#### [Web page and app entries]

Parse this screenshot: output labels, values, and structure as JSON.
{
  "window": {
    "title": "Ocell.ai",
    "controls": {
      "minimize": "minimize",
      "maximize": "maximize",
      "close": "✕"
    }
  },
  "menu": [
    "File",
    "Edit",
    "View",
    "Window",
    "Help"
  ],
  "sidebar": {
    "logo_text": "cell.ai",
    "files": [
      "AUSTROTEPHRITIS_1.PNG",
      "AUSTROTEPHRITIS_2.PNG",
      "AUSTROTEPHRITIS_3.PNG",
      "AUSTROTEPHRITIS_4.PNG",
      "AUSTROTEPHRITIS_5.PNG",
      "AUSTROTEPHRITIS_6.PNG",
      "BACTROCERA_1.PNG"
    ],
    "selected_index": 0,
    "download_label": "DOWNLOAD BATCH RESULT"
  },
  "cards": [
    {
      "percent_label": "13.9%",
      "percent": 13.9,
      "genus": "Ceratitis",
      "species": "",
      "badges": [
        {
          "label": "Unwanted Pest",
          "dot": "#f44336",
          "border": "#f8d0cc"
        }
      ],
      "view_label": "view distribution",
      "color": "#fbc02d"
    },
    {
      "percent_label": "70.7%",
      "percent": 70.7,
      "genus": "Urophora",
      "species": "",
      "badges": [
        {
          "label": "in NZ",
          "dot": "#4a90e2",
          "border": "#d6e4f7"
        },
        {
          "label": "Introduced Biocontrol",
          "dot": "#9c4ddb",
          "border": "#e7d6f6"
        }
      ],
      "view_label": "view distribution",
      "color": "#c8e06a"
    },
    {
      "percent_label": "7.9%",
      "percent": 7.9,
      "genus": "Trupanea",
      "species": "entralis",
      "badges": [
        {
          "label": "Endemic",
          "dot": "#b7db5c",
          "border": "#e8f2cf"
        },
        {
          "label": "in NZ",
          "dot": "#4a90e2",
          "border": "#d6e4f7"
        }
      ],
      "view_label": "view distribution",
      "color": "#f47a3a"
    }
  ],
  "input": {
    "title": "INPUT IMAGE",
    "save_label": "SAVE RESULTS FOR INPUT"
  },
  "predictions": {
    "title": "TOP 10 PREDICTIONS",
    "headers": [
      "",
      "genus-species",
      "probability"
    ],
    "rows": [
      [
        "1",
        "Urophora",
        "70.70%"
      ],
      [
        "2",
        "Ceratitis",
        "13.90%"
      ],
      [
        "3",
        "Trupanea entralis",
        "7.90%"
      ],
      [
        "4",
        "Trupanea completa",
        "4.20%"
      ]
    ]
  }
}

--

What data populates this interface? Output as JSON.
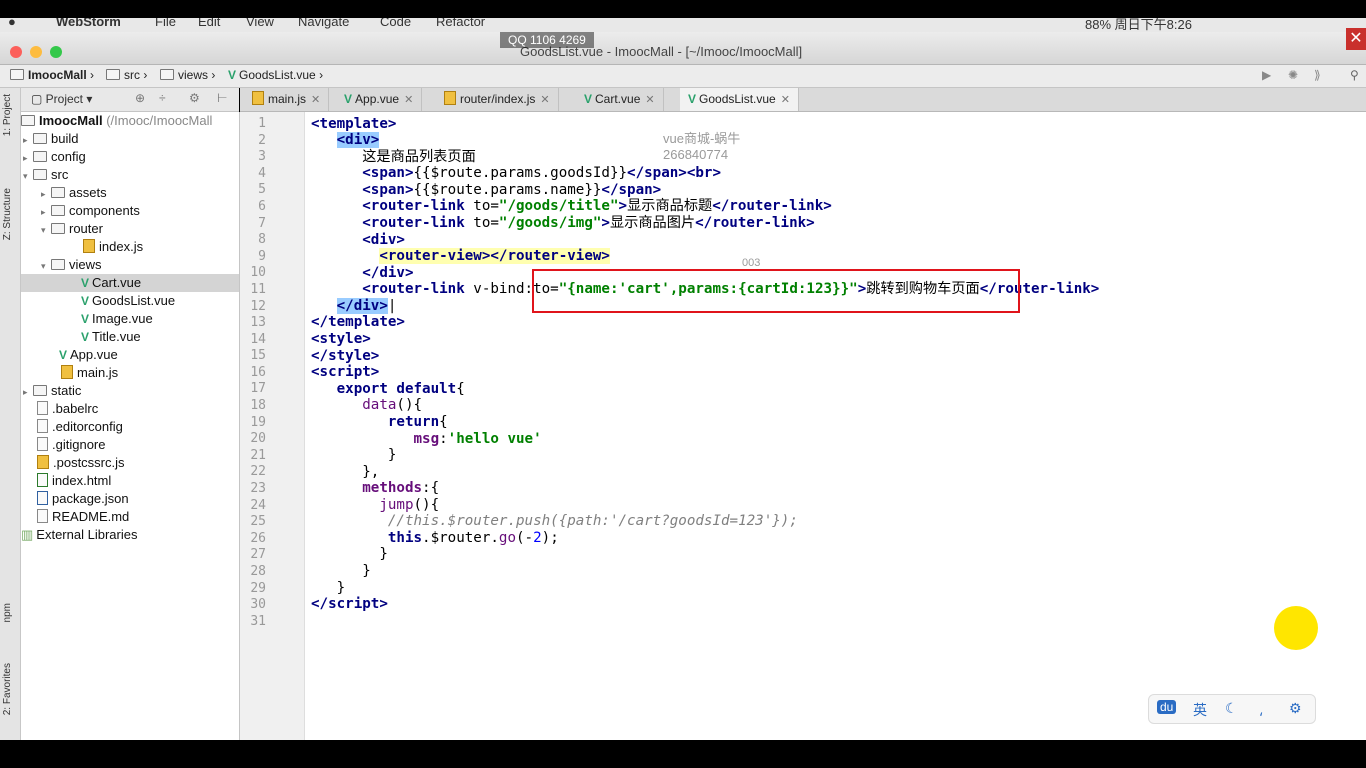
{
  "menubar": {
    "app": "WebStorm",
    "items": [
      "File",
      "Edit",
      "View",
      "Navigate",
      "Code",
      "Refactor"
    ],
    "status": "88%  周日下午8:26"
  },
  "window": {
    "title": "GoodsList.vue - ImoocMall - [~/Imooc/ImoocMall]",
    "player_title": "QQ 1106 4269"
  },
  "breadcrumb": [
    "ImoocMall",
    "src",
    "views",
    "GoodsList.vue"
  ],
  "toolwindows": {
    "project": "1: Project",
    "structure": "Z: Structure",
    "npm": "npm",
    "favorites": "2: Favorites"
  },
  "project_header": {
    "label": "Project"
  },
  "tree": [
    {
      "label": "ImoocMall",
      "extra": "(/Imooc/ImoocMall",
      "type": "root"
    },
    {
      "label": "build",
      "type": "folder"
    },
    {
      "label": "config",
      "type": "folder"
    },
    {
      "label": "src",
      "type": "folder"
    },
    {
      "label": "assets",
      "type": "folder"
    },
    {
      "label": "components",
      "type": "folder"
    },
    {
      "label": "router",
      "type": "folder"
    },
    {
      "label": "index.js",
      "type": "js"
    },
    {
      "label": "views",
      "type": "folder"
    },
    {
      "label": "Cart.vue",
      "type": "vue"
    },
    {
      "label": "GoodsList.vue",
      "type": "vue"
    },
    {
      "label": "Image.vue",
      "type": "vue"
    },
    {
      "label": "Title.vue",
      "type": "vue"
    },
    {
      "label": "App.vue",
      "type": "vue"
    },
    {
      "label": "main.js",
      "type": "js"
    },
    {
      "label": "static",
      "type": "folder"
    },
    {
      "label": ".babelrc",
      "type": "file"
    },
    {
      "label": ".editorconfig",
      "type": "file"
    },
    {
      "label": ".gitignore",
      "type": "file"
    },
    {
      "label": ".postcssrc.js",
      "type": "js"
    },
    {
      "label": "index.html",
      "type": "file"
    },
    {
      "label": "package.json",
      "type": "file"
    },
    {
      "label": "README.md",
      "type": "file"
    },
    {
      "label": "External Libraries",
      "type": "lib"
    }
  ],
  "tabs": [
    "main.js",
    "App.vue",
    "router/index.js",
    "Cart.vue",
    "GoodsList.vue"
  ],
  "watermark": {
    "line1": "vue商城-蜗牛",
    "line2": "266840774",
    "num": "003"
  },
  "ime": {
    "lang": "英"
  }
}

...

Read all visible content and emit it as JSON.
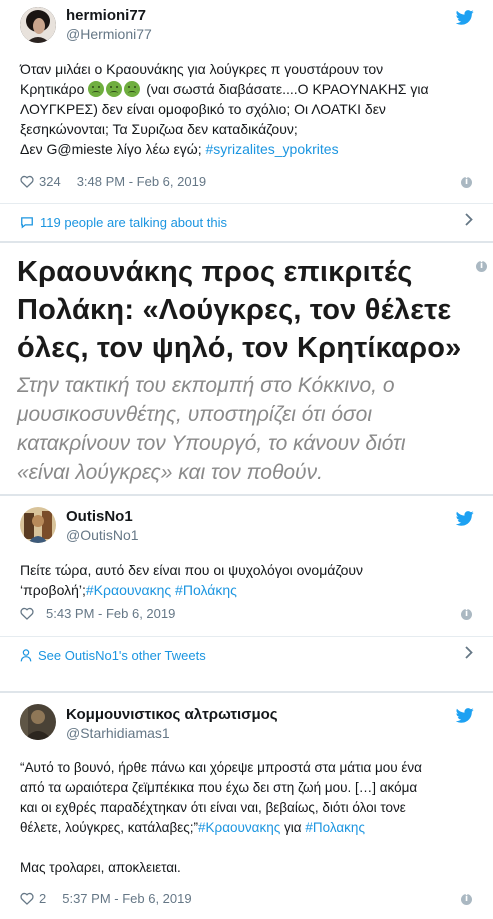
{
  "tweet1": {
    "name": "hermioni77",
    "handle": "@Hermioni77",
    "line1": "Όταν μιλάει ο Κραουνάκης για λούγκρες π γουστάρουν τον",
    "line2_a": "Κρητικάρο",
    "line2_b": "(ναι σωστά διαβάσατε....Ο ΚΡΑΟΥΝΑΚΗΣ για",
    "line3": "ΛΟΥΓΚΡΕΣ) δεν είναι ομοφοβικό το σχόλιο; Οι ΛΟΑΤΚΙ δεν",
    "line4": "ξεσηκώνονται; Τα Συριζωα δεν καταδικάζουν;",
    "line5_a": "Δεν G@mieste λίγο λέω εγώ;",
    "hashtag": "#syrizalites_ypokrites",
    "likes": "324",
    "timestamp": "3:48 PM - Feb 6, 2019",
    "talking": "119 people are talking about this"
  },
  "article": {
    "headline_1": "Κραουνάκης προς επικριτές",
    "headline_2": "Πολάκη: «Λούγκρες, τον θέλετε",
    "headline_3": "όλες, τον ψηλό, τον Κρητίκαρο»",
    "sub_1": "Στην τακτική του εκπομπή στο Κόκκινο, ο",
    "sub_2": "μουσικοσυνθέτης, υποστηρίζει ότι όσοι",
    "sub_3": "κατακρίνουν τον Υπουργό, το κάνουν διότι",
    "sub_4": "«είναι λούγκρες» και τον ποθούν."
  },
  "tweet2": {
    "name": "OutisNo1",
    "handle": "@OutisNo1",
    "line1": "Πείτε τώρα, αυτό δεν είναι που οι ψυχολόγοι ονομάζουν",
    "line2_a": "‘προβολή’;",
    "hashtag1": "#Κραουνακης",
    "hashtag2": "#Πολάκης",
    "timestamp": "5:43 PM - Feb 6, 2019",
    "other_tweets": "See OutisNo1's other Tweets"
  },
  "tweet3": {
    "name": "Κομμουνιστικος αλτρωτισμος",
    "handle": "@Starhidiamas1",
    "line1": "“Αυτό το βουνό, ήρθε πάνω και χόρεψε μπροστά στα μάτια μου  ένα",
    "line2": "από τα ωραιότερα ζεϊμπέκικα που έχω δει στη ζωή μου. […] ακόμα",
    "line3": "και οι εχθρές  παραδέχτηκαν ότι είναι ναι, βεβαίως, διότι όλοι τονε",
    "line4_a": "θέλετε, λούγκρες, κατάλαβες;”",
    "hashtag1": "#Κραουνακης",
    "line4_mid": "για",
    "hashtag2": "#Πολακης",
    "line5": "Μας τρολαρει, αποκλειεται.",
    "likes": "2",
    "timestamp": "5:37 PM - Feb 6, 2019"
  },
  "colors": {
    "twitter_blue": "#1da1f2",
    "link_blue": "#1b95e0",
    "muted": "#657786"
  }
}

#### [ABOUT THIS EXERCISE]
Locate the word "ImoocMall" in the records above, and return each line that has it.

#### [YOUR RESPONSE]
    "title": "GoodsList.vue - ImoocMall - [~/Imooc/ImoocMall]",
    "ImoocMall",
      "label": "ImoocMall",
      "extra": "(/Imooc/ImoocMall",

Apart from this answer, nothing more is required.